In his annual State of the Union speech Tuesday night, President Barack Obama touched on a variety of topics — from creating high-tech manufacturing jobs and strengthening infrastructure to prioritizing diplomacy over war and expanding mental-health benefits for veterans — but really harped on the issue of income inequality. He lambasted the fact that in the wake of the recession, the one-percenters have thrived while “too many Americans are working just to get by, let alone get ahead.” His speech was urgent, calling out Congress for its inaction and infighting, and vowing to use his executive powers to make “opportunity for all” possible. His idea of opportunity not only included jobs but also veered into points about immigration reform, climate change, raising the federal minimum wage, and closing the pay gap between men and women.
“I thought it was a very clear plan for this point in an economy that’s recovering but still needs to be encouraged,” said Congressmember Lois Capps of Obama’s speech, adding that the unemployment figures in the biggest chunk of her district—Santa Barbara and San Luis Obispo counties—are 5,850 and 3,151, respectively. Capps, a Democrat, said that she also appreciated Obama’s mention of California and its drought and his acknowledgement that, as she put it, the immigration system as it stands now leads to “broken families.” Capps also applauded the president’s stance on doing away with the 77-cents-to-the-dollar gap in women’s and men’s wages, or as he referred to it, “the workplace policies that belong in a Mad Men episode.”

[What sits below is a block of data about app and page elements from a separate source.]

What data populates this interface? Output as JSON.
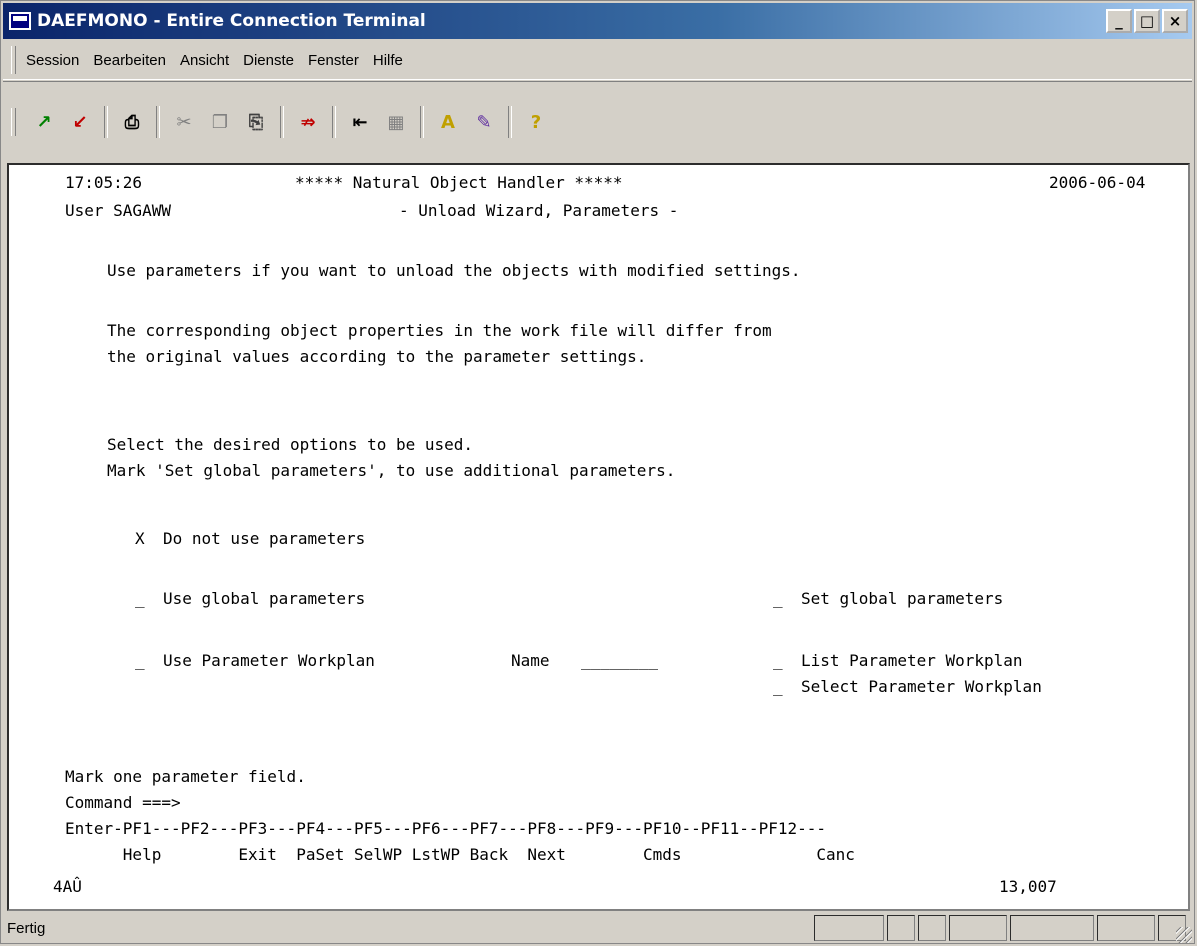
{
  "window": {
    "title": "DAEFMONO - Entire Connection Terminal",
    "buttons": {
      "minimize": "_",
      "maximize": "□",
      "close": "×"
    }
  },
  "menu": [
    "Session",
    "Bearbeiten",
    "Ansicht",
    "Dienste",
    "Fenster",
    "Hilfe"
  ],
  "toolbar_icons": [
    "connect-icon",
    "disconnect-icon",
    "print-icon",
    "cut-icon",
    "copy-icon",
    "paste-icon",
    "transfer-icon",
    "send-icon",
    "receive-icon",
    "font-icon",
    "color-icon",
    "help-icon"
  ],
  "terminal": {
    "time": "17:05:26",
    "header": "***** Natural Object Handler *****",
    "date": "2006-06-04",
    "user": "User SAGAWW",
    "subtitle": "- Unload Wizard, Parameters -",
    "intro": "Use parameters if you want to unload the objects with modified settings.",
    "desc1": "The corresponding object properties in the work file will differ from",
    "desc2": "the original values according to the parameter settings.",
    "instr1": "Select the desired options to be used.",
    "instr2": "Mark 'Set global parameters', to use additional parameters.",
    "options": {
      "do_not_use": {
        "mark": "X",
        "label": "Do not use parameters"
      },
      "use_global": {
        "mark": "_",
        "label": "Use global parameters"
      },
      "set_global": {
        "mark": "_",
        "label": "Set global parameters"
      },
      "use_workplan": {
        "mark": "_",
        "label": "Use Parameter Workplan"
      },
      "name_label": "Name",
      "name_value": "________",
      "list_workplan": {
        "mark": "_",
        "label": "List Parameter Workplan"
      },
      "select_workplan": {
        "mark": "_",
        "label": "Select Parameter Workplan"
      }
    },
    "message": "Mark one parameter field.",
    "command": "Command ===>",
    "pf_line": "Enter-PF1---PF2---PF3---PF4---PF5---PF6---PF7---PF8---PF9---PF10--PF11--PF12---",
    "pf_labels": "      Help        Exit  PaSet SelWP LstWP Back  Next        Cmds              Canc",
    "status_left": "4AÛ",
    "status_right": "13,007"
  },
  "status": {
    "text": "Fertig"
  }
}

She said that he could have done a better job of acknowledging the Affordable Care Act’s “terrible rollout,” which she said was a “work in progress” but “a real mess-up” nonetheless. With the caveat that Obama couldn’t talk about everything, Capps said she wished he would have peppered his climate-change talk with some points about fracking, and that he could have mentioned the “remnants of the housing crisis,” which continues to plague California. As for the president’s pledge to use executive action, Capps said the Republicans “could easily take that as a threat,” but that she understands his frustration. “He’s getting a little impatient,” she said. “It is his second term.”